HAROLD AND MAUDE (1971)
Among the odd, risk-taking pleasures of the 1967-75 era is this eccentric developing romance between a death-obsessed 20 year old (Bud Cort) and a life affirming old lady turning 80 (Oscar winning Ruth Gordon). Based on a screenplay by Colin Higgins and directed by Hal Ashby, it has a peculiar charm all of its own and a central premise that it’s hard to believe passed a pitch meeting at Paramount – but fortunately for this film’s later cult following it did.
Harold is the scion of a wealthy family whose morbid fascination with mortality manifests in regular fake suicide attempts to antagonise his mother (Vivian Pickles), and when asked by his therapist what he does for fun replies: “I go to funerals”. At one such service, he is approached by the elderly live-wire Maude, who shares his love of them but in a more positive frame, and rejuvenates him with her spontaneity coupled with an anarchic disregard for the agreed rules of society. She is an inveterate car-thief and drives like a dangerous nutter, yet has such joie de vivre that Harold is drawn to her, begins to smile for once and gradually falls in love with her. Their romance is consummated, off-screen, and their relationship is so perfect a rounding-off of life for Maude that she happily decides to end hers whilst at this high-point. Though distraught, Harold goes on, his life enriched for having known her…

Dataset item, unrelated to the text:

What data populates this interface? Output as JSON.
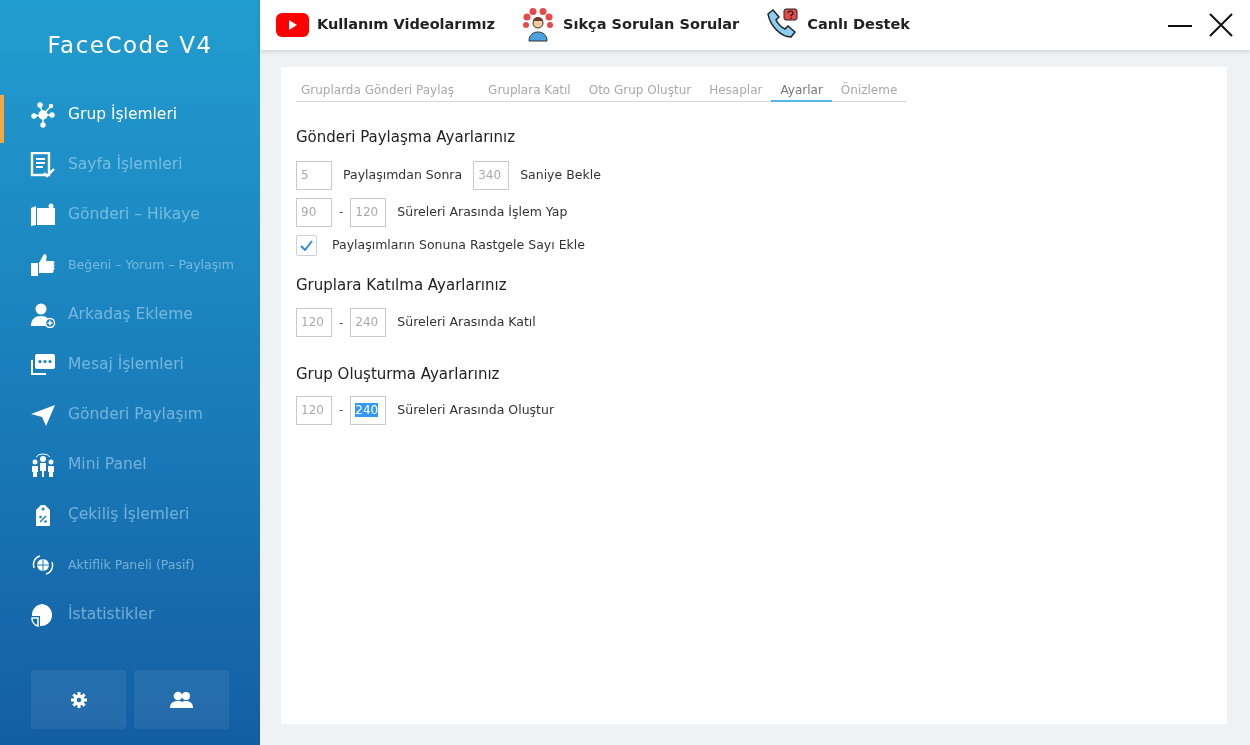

Bud Cort is a quirky, entrancing presence as Harold, possessed of a cadaverous pallor and a stare that alternates between vague and piercingly intimidating, thus rendering him totally believable as this strange man-boy. He had already proved himself as an actor in Robert Altman’s M*A*S*H and the lead in BREWSTER MCCLOUD and auditioned for Hal Ashby with a high confidence that came from relating profoundly to Harold. In real life, Cort had a distant relationship with his own father, a veteran of Dachau, and when introduced by Ashby to the creative team at the meeting stated simply: “I’m playing this part”. He threw himself method-style into the staged suicide bids, freaking out Vivian Pickles with his need for veracity. My favourite is during his mother’s inane interview of a dating agency candidate, where through the window we spy Harold appearing to calmly settle himself enshrouded on a bench, pouring on gasoline and then immolating himself - before somehow popping up in their room to ‘comfort’ the two ladies.

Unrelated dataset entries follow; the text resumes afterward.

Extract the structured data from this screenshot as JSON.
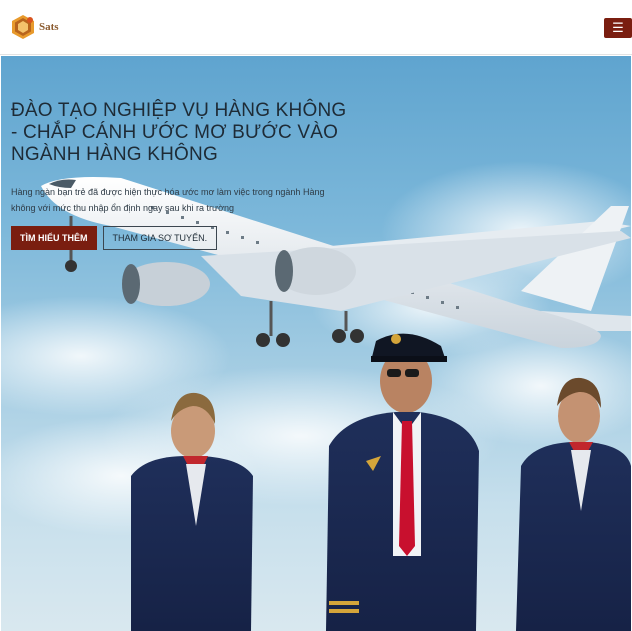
{
  "brand": {
    "name": "Sats",
    "logo_icon": "hexagon-logo-icon",
    "accent": "#7a1e10"
  },
  "header": {
    "menu_icon": "hamburger-icon",
    "menu_glyph": "☰"
  },
  "hero": {
    "title": "Đào tạo nghiệp vụ hàng không - Chắp cánh ước mơ bước vào ngành hàng không",
    "description": "Hàng ngàn bạn trẻ đã được hiện thực hóa ước mơ làm việc trong ngành Hàng không với mức thu nhập ổn định ngay sau khi ra trường",
    "primary_button": "Tìm hiểu thêm",
    "secondary_button": "Tham gia sơ tuyển."
  }
}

Ruth Gordon deservedly won the Academy Award as Maude for her eccentric life-force that brooks no opposition. There is a marvellous protracted scene illustrating this beginning when she and Harold are pulled over by a traffic cop (an almost obscured Tom Skerritt) during one of her car-theft jaunts. He asks for her license, which she rebuffs with: “I don’t have one. I don’t believe in them”. To compound the non-compliance, she drives off leading the officer in a merry dance along the high-way, and even after he catches up with them a second time, steals his motor-bike, giving Harold a backie.
On paper, HAROLD AND MAUDE’s tracing of a friendship becoming a sexual union across such a wide generation gap sounds like a perversely queasy premise; however, the oddball nature of this unlikely twosome still seems somehow chaste even when we see them post-coital in bed together. Ashby wisely opts not to show anything physical between them. There is no need. Their closeness is a meeting of polar-opposite views on life that connects somehow in a shared middle-ground of unconventionality. It’s hard to be offended by people who find a soulmate in any context and showing eccentricities we can’t relate to – yet whose flouting of repression we might love to emulate in other ways?
Harold and Maude aren’t the only two weird elements in the film. Charles Tyner, the creepy sadist Boss Higgins in COOL HAND LUKE, plays his uncle General Ball, a Nixon-loving war-mongerer – and Eric Christmas slavers lasciviously over his “firm young body” as his priest.
To offset the stranger ideas on display, there is a score of multiple songs by Cat Stevens, including ‘Tea for the Tillerman’ strikingly used later by Ricky Gervais later on TV for THE OFFICE.
Post-filming, HAROLD AND MAUDE was not without problems. In a July 2014 interview for the Guardian newspaper, Cort recalled that Paramount wrestled control of the edit away from Hal Ashby. Cort vowed that he would not publicise the film unless Ashby was reinstated, which the studio duly did although a filmed kissing scene was cut by paramount head Robert Evans.
Critical reaction upon release was a widespread panning, due principally to condemning word-of-mouth about the subject matter. HAROLD AND MAUDE was pulled from cinemas and disappeared from cinemas inside a week. Happily though, it has since acquired true cult status, being highly praised by Hollywood directors of a respected ‘indie’ sensibility like Wes Anderson, Alexander Payne and Cameron Crowe…